UPDATE: a post regarding this topic originally went live on 5/29/2008. This was written to clarify some questions that come up in comments I received both online and offline.
Although there are a very limited number of scenarios in which USMT can be run without local administrator privileges, doing so ends up not being the most ideal situation. There are a couple of reasons why:
Due to all the reasons above, as the product team, we strongly recommend that USMT only be executed from a user account that has local administrator privileges (and, if necessary, from an elevated command prompt).
However, there is an additional complication that must be considered in some cases. A bug in USMT 3.x prevents it from recognizing users who have indirectly inherited administrator privileges as actually being an administrator. Although the rest of the system will consider these users to be an administrator, USMT will not. This will result in USMT either failing or completing the migration without gathering all the users, files, and settings as it was told to.
How can you tell if you will encounter this problem? Is there a work around?
You can tell if you will encounter this problem by checking the computer management counsel to verify that the user account you will be running USMT from is a direct member of the local administrators group:
If the user account you plan on running USMT from is directly on this list you should be good to go. However, if it is not, you will likely encounter this bug. As noted earlier, this bug occurs whenever the user is indirectly a member of the administrators group. Once of the scenarios in which this is the case in when the user executing USMT is a member of a group that is listed as a member of the administrators group. In this case, the membership tree might be something like so:
Although users 1-3 are all administrators, user 3 won't be recognized as such by USMT due to this bug.
One work around is to temporary make the user executing USMT directly a member of the administrators group (add them to the group before executing Scanstate or Loadstate and remove them immediately afterwards). This can be accomplished with a script in numerous ways. For example, there are many cases where two net localgroup commands should do the trick. However, there are many other valid solutions.
If you are working with localized machines and choose to develop a script, keep in mind that the well known groups such as Users and Administrators will appear in the associated language (rendering workarounds that depend directly on the group name to fail).

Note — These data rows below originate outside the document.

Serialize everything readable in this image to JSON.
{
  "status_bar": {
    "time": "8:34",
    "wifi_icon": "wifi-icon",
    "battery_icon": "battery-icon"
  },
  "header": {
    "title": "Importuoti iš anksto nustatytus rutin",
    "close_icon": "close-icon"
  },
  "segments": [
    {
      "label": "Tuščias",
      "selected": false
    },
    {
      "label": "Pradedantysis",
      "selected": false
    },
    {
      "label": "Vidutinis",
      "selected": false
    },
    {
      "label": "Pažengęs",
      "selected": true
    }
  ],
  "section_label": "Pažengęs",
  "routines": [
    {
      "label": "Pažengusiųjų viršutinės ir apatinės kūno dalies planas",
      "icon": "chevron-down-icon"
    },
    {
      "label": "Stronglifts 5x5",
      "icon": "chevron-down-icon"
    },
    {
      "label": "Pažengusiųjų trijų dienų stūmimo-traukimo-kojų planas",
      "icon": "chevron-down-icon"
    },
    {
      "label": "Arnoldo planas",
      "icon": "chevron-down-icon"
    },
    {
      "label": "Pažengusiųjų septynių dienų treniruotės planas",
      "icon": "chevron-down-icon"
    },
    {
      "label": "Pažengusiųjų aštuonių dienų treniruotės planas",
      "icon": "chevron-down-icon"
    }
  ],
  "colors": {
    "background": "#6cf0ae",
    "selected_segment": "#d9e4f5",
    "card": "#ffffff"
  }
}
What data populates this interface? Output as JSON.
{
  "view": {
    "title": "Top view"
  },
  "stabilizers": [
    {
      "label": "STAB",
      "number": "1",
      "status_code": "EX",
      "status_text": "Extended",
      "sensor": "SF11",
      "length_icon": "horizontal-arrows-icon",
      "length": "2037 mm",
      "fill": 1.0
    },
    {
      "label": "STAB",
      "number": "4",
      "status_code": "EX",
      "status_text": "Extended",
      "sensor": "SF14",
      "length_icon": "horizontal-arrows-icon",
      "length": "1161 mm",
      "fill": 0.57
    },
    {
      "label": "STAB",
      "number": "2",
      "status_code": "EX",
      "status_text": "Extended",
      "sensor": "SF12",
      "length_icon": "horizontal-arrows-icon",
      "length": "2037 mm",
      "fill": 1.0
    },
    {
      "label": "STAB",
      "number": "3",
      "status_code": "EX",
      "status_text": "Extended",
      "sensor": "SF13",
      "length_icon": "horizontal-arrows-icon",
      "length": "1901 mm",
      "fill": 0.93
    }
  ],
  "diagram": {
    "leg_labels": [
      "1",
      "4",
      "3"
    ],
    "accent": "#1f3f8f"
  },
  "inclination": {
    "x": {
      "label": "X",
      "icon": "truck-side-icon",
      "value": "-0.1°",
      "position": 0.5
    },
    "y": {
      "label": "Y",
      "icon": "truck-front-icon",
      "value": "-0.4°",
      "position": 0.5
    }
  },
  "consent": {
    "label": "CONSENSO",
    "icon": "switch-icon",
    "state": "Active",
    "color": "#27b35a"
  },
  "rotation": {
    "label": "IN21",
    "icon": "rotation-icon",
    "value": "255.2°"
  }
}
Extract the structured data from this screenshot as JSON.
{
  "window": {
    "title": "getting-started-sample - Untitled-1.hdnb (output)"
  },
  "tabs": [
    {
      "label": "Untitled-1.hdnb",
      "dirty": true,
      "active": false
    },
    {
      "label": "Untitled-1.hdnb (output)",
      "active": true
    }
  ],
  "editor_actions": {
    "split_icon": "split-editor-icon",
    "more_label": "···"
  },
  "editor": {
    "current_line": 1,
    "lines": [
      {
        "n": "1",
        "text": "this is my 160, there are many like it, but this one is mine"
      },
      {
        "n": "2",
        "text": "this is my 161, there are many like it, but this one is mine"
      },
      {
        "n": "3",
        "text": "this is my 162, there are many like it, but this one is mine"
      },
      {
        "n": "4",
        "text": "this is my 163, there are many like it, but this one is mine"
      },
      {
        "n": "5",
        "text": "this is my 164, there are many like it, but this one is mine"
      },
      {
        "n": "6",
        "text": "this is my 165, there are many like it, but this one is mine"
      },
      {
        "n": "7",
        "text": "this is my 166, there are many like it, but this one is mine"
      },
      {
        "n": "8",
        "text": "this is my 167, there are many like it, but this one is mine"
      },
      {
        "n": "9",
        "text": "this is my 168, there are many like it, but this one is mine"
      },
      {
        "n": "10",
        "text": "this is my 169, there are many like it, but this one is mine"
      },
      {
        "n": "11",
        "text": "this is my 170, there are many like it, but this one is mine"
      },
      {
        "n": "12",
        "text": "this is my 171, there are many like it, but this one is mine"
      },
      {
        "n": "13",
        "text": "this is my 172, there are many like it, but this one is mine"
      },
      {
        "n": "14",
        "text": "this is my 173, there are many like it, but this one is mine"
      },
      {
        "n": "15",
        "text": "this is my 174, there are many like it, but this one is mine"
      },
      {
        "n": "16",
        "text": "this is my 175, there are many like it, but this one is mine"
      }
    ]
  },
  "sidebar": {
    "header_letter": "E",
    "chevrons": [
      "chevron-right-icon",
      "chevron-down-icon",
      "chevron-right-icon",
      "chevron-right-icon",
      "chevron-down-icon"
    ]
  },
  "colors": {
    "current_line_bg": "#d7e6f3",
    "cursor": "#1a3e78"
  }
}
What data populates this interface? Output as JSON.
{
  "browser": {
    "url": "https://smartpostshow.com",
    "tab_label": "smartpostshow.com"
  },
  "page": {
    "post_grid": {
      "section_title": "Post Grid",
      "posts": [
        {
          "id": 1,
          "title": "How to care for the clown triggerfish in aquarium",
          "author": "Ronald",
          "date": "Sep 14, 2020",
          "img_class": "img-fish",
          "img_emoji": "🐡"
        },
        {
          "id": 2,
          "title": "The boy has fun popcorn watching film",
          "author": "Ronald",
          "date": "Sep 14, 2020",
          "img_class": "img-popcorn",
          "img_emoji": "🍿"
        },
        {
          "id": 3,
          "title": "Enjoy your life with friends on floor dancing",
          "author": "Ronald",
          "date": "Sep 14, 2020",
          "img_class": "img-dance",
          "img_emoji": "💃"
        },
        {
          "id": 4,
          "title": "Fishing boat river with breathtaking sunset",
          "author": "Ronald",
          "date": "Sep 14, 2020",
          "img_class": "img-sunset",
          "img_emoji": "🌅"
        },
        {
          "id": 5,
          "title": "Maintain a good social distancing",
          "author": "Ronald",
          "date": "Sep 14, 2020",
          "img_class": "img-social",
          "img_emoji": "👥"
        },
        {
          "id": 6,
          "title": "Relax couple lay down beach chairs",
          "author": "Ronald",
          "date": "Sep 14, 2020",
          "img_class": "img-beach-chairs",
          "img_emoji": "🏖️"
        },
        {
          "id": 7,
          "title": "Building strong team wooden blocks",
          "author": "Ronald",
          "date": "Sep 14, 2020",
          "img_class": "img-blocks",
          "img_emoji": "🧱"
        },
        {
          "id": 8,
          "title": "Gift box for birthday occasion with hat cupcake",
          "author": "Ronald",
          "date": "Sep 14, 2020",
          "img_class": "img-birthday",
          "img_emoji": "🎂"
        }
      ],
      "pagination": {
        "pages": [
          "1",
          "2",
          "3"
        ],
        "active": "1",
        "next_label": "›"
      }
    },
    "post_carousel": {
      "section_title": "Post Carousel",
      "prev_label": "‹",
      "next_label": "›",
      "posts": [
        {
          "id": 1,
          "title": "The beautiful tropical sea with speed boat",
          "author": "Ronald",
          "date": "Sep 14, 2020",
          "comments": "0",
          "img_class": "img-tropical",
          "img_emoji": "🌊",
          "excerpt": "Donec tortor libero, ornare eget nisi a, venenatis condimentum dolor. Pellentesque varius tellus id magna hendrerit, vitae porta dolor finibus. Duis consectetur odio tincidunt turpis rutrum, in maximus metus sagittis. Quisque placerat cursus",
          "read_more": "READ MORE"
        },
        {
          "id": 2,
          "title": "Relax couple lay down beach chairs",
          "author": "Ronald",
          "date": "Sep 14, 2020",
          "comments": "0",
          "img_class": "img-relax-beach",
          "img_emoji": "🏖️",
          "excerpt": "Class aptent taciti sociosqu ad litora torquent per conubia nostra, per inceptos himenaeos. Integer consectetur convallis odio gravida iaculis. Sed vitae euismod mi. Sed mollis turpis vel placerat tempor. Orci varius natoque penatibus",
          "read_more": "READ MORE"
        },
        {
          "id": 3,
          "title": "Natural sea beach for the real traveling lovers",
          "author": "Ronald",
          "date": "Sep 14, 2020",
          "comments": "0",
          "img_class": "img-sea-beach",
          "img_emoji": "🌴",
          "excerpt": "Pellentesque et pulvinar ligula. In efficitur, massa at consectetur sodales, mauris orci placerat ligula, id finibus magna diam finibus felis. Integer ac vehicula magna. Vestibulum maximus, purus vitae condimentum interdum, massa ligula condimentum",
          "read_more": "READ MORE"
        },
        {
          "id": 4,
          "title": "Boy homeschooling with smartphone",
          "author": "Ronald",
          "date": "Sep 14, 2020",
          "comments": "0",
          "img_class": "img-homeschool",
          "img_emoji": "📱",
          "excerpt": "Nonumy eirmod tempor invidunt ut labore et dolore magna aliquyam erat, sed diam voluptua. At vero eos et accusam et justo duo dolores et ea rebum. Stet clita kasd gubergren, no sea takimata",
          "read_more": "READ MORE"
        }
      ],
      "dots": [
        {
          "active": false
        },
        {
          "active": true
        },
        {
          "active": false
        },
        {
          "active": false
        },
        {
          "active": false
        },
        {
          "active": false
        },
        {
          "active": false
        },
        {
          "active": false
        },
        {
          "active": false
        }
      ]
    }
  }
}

Although we don't like it when a work around is necessary to complete a migration, there are times when it is necessary that they be utilized. Unfortunately, this is one of those times.